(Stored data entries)
--- START ---

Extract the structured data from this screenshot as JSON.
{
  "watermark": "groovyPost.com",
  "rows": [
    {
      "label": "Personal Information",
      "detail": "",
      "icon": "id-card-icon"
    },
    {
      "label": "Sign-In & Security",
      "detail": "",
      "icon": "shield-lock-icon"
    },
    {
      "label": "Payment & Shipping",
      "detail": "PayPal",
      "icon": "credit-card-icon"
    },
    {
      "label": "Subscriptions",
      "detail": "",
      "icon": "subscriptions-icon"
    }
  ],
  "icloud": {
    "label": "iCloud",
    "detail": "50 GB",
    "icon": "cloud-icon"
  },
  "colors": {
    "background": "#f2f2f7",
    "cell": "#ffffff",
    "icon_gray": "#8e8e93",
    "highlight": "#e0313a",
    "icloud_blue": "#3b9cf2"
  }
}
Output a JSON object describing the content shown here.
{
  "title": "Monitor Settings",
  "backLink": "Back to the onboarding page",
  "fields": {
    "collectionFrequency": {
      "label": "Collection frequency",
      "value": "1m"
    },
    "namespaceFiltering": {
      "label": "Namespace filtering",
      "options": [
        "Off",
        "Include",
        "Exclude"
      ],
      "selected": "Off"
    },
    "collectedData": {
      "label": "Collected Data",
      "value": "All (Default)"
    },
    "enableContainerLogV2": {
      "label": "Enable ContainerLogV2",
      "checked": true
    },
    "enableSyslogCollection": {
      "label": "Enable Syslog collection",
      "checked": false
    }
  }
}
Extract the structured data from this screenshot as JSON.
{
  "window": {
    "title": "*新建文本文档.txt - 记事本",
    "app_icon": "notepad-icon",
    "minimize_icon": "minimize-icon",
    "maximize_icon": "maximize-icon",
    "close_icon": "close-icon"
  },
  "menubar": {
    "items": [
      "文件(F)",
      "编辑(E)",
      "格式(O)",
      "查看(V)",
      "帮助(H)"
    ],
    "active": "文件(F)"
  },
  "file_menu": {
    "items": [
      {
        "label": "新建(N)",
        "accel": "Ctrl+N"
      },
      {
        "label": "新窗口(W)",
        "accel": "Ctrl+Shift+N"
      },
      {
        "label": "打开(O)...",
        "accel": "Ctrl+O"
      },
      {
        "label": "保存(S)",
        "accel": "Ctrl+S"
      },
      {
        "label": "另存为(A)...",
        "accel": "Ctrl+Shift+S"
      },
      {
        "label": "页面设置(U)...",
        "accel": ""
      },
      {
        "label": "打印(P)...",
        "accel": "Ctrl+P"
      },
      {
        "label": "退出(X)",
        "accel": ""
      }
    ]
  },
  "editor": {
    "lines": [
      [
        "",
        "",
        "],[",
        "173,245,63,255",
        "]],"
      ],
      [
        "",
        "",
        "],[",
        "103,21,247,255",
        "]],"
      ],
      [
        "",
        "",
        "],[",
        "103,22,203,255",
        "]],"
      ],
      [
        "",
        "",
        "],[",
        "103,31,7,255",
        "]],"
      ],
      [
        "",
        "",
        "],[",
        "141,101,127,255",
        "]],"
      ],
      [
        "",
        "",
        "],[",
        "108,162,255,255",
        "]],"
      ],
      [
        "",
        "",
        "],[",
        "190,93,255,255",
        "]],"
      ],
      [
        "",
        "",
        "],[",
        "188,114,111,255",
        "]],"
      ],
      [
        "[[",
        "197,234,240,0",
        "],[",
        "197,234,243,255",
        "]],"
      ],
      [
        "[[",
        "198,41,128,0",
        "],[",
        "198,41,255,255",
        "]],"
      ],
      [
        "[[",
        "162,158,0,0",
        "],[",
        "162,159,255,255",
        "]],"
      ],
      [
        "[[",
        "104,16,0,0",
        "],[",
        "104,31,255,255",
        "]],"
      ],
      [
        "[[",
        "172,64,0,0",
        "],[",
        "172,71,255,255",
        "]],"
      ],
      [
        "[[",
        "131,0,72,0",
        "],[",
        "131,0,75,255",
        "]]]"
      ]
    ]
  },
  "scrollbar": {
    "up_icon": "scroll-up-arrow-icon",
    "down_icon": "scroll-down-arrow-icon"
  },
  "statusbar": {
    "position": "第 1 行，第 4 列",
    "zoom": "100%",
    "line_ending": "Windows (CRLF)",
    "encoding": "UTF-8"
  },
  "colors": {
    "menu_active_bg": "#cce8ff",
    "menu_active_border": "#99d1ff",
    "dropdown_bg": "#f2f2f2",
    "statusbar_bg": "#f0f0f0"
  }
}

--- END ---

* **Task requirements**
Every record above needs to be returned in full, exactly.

* **Exercise response**
Extract the structured data from this screenshot as JSON.
{
  "watermark": "groovyPost.com",
  "rows": [
    {
      "label": "Personal Information",
      "detail": "",
      "icon": "id-card-icon"
    },
    {
      "label": "Sign-In & Security",
      "detail": "",
      "icon": "shield-lock-icon"
    },
    {
      "label": "Payment & Shipping",
      "detail": "PayPal",
      "icon": "credit-card-icon"
    },
    {
      "label": "Subscriptions",
      "detail": "",
      "icon": "subscriptions-icon"
    }
  ],
  "icloud": {
    "label": "iCloud",
    "detail": "50 GB",
    "icon": "cloud-icon"
  },
  "colors": {
    "background": "#f2f2f7",
    "cell": "#ffffff",
    "icon_gray": "#8e8e93",
    "highlight": "#e0313a",
    "icloud_blue": "#3b9cf2"
  }
}
Output a JSON object describing the content shown here.
{
  "title": "Monitor Settings",
  "backLink": "Back to the onboarding page",
  "fields": {
    "collectionFrequency": {
      "label": "Collection frequency",
      "value": "1m"
    },
    "namespaceFiltering": {
      "label": "Namespace filtering",
      "options": [
        "Off",
        "Include",
        "Exclude"
      ],
      "selected": "Off"
    },
    "collectedData": {
      "label": "Collected Data",
      "value": "All (Default)"
    },
    "enableContainerLogV2": {
      "label": "Enable ContainerLogV2",
      "checked": true
    },
    "enableSyslogCollection": {
      "label": "Enable Syslog collection",
      "checked": false
    }
  }
}
Extract the structured data from this screenshot as JSON.
{
  "window": {
    "title": "*新建文本文档.txt - 记事本",
    "app_icon": "notepad-icon",
    "minimize_icon": "minimize-icon",
    "maximize_icon": "maximize-icon",
    "close_icon": "close-icon"
  },
  "menubar": {
    "items": [
      "文件(F)",
      "编辑(E)",
      "格式(O)",
      "查看(V)",
      "帮助(H)"
    ],
    "active": "文件(F)"
  },
  "file_menu": {
    "items": [
      {
        "label": "新建(N)",
        "accel": "Ctrl+N"
      },
      {
        "label": "新窗口(W)",
        "accel": "Ctrl+Shift+N"
      },
      {
        "label": "打开(O)...",
        "accel": "Ctrl+O"
      },
      {
        "label": "保存(S)",
        "accel": "Ctrl+S"
      },
      {
        "label": "另存为(A)...",
        "accel": "Ctrl+Shift+S"
      },
      {
        "label": "页面设置(U)...",
        "accel": ""
      },
      {
        "label": "打印(P)...",
        "accel": "Ctrl+P"
      },
      {
        "label": "退出(X)",
        "accel": ""
      }
    ]
  },
  "editor": {
    "lines": [
      [
        "",
        "",
        "],[",
        "173,245,63,255",
        "]],"
      ],
      [
        "",
        "",
        "],[",
        "103,21,247,255",
        "]],"
      ],
      [
        "",
        "",
        "],[",
        "103,22,203,255",
        "]],"
      ],
      [
        "",
        "",
        "],[",
        "103,31,7,255",
        "]],"
      ],
      [
        "",
        "",
        "],[",
        "141,101,127,255",
        "]],"
      ],
      [
        "",
        "",
        "],[",
        "108,162,255,255",
        "]],"
      ],
      [
        "",
        "",
        "],[",
        "190,93,255,255",
        "]],"
      ],
      [
        "",
        "",
        "],[",
        "188,114,111,255",
        "]],"
      ],
      [
        "[[",
        "197,234,240,0",
        "],[",
        "197,234,243,255",
        "]],"
      ],
      [
        "[[",
        "198,41,128,0",
        "],[",
        "198,41,255,255",
        "]],"
      ],
      [
        "[[",
        "162,158,0,0",
        "],[",
        "162,159,255,255",
        "]],"
      ],
      [
        "[[",
        "104,16,0,0",
        "],[",
        "104,31,255,255",
        "]],"
      ],
      [
        "[[",
        "172,64,0,0",
        "],[",
        "172,71,255,255",
        "]],"
      ],
      [
        "[[",
        "131,0,72,0",
        "],[",
        "131,0,75,255",
        "]]]"
      ]
    ]
  },
  "scrollbar": {
    "up_icon": "scroll-up-arrow-icon",
    "down_icon": "scroll-down-arrow-icon"
  },
  "statusbar": {
    "position": "第 1 行，第 4 列",
    "zoom": "100%",
    "line_ending": "Windows (CRLF)",
    "encoding": "UTF-8"
  },
  "colors": {
    "menu_active_bg": "#cce8ff",
    "menu_active_border": "#99d1ff",
    "dropdown_bg": "#f2f2f2",
    "statusbar_bg": "#f0f0f0"
  }
}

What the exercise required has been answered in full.